- _About this exercise_
Write out each record exactly as given, but do not include the pictures.

Items listed in a dataset
↓↓↓
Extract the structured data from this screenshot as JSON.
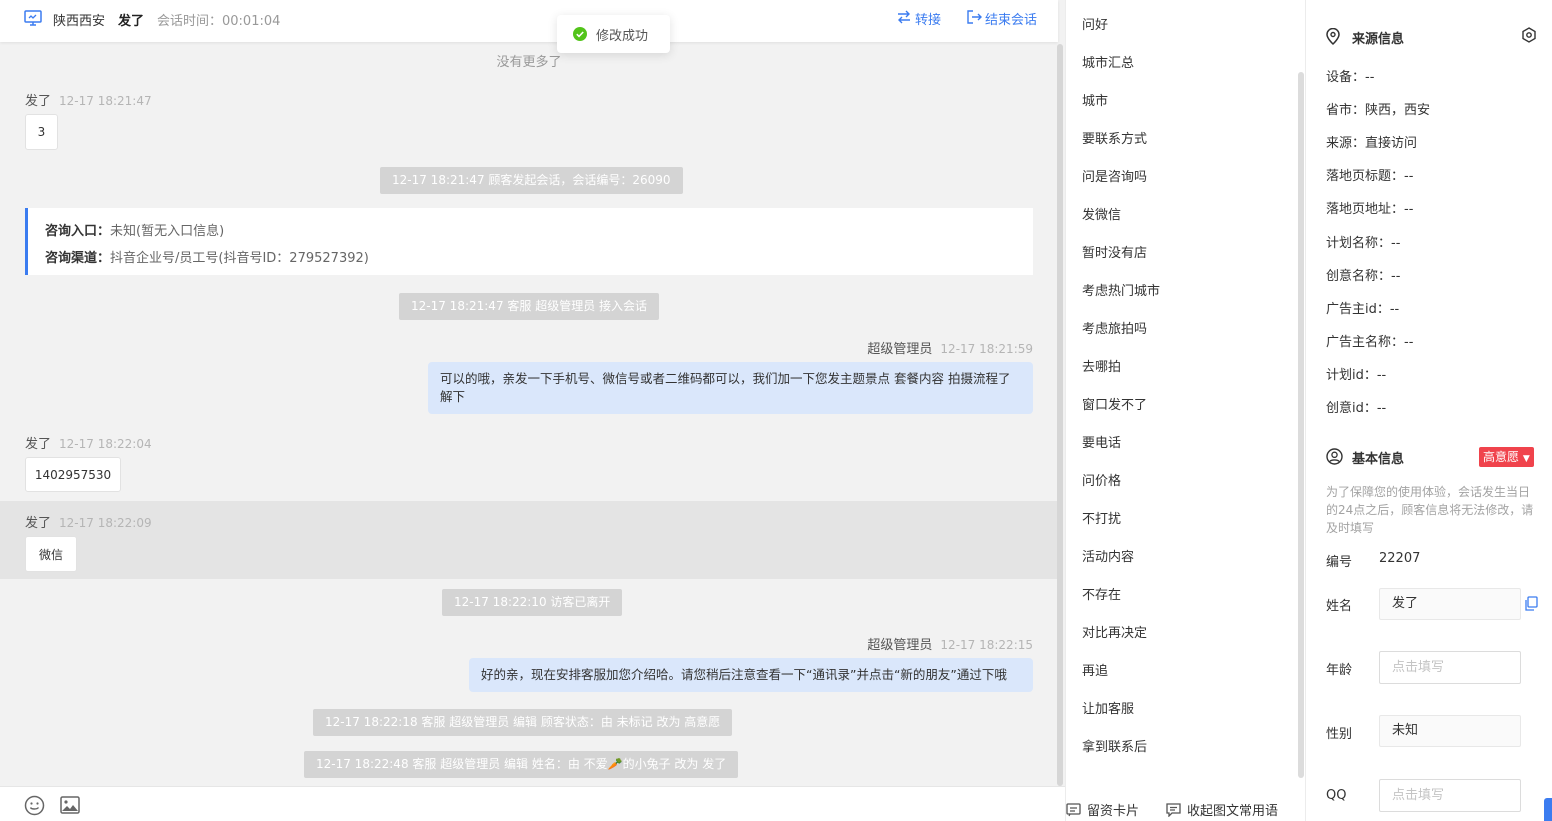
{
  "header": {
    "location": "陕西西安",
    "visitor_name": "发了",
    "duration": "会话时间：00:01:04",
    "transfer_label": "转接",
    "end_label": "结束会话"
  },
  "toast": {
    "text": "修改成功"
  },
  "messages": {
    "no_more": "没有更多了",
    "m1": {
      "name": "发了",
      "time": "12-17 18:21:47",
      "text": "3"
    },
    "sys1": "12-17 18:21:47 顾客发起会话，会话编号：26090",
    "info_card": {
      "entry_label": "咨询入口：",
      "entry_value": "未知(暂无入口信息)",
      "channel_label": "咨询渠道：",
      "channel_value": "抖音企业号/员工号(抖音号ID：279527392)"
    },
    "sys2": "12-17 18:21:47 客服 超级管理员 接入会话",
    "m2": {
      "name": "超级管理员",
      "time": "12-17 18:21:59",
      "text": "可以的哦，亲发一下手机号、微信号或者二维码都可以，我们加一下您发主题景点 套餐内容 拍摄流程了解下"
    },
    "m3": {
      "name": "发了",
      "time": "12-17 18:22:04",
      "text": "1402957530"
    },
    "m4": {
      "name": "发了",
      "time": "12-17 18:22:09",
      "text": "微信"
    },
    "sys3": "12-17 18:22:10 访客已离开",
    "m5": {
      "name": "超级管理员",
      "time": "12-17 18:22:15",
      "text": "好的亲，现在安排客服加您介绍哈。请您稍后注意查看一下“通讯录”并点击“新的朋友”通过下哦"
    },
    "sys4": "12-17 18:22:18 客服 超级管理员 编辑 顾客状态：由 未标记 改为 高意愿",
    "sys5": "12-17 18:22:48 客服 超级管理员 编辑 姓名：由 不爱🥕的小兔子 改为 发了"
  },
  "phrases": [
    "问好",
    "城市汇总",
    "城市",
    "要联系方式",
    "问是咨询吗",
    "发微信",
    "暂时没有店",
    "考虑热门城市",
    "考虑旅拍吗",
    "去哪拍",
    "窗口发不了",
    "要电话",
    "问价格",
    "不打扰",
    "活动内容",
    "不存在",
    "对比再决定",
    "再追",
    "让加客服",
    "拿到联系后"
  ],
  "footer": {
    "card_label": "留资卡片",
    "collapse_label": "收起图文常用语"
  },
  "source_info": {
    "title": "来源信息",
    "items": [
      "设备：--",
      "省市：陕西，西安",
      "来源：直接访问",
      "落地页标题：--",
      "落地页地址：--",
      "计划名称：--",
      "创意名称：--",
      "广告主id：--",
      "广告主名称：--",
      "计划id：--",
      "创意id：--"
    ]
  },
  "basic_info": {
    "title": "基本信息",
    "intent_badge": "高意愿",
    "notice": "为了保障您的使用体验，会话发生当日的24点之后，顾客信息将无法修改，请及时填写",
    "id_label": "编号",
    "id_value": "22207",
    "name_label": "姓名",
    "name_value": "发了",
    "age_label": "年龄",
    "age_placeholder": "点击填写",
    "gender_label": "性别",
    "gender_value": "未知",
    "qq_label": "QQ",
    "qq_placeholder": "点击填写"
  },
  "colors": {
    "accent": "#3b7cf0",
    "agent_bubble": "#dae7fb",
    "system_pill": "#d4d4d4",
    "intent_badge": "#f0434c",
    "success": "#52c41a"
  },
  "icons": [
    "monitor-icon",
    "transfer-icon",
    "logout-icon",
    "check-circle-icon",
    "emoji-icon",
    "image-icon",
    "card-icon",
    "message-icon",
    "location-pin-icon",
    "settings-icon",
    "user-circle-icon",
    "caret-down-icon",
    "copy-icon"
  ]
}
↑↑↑
- _Solved exercise_
Extract the structured data from this screenshot as JSON.
{
  "header": {
    "location": "陕西西安",
    "visitor_name": "发了",
    "duration": "会话时间：00:01:04",
    "transfer_label": "转接",
    "end_label": "结束会话"
  },
  "toast": {
    "text": "修改成功"
  },
  "messages": {
    "no_more": "没有更多了",
    "m1": {
      "name": "发了",
      "time": "12-17 18:21:47",
      "text": "3"
    },
    "sys1": "12-17 18:21:47 顾客发起会话，会话编号：26090",
    "info_card": {
      "entry_label": "咨询入口：",
      "entry_value": "未知(暂无入口信息)",
      "channel_label": "咨询渠道：",
      "channel_value": "抖音企业号/员工号(抖音号ID：279527392)"
    },
    "sys2": "12-17 18:21:47 客服 超级管理员 接入会话",
    "m2": {
      "name": "超级管理员",
      "time": "12-17 18:21:59",
      "text": "可以的哦，亲发一下手机号、微信号或者二维码都可以，我们加一下您发主题景点 套餐内容 拍摄流程了解下"
    },
    "m3": {
      "name": "发了",
      "time": "12-17 18:22:04",
      "text": "1402957530"
    },
    "m4": {
      "name": "发了",
      "time": "12-17 18:22:09",
      "text": "微信"
    },
    "sys3": "12-17 18:22:10 访客已离开",
    "m5": {
      "name": "超级管理员",
      "time": "12-17 18:22:15",
      "text": "好的亲，现在安排客服加您介绍哈。请您稍后注意查看一下“通讯录”并点击“新的朋友”通过下哦"
    },
    "sys4": "12-17 18:22:18 客服 超级管理员 编辑 顾客状态：由 未标记 改为 高意愿",
    "sys5": "12-17 18:22:48 客服 超级管理员 编辑 姓名：由 不爱🥕的小兔子 改为 发了"
  },
  "phrases": [
    "问好",
    "城市汇总",
    "城市",
    "要联系方式",
    "问是咨询吗",
    "发微信",
    "暂时没有店",
    "考虑热门城市",
    "考虑旅拍吗",
    "去哪拍",
    "窗口发不了",
    "要电话",
    "问价格",
    "不打扰",
    "活动内容",
    "不存在",
    "对比再决定",
    "再追",
    "让加客服",
    "拿到联系后"
  ],
  "footer": {
    "card_label": "留资卡片",
    "collapse_label": "收起图文常用语"
  },
  "source_info": {
    "title": "来源信息",
    "items": [
      "设备：--",
      "省市：陕西，西安",
      "来源：直接访问",
      "落地页标题：--",
      "落地页地址：--",
      "计划名称：--",
      "创意名称：--",
      "广告主id：--",
      "广告主名称：--",
      "计划id：--",
      "创意id：--"
    ]
  },
  "basic_info": {
    "title": "基本信息",
    "intent_badge": "高意愿",
    "notice": "为了保障您的使用体验，会话发生当日的24点之后，顾客信息将无法修改，请及时填写",
    "id_label": "编号",
    "id_value": "22207",
    "name_label": "姓名",
    "name_value": "发了",
    "age_label": "年龄",
    "age_placeholder": "点击填写",
    "gender_label": "性别",
    "gender_value": "未知",
    "qq_label": "QQ",
    "qq_placeholder": "点击填写"
  },
  "colors": {
    "accent": "#3b7cf0",
    "agent_bubble": "#dae7fb",
    "system_pill": "#d4d4d4",
    "intent_badge": "#f0434c",
    "success": "#52c41a"
  },
  "icons": [
    "monitor-icon",
    "transfer-icon",
    "logout-icon",
    "check-circle-icon",
    "emoji-icon",
    "image-icon",
    "card-icon",
    "message-icon",
    "location-pin-icon",
    "settings-icon",
    "user-circle-icon",
    "caret-down-icon",
    "copy-icon"
  ]
}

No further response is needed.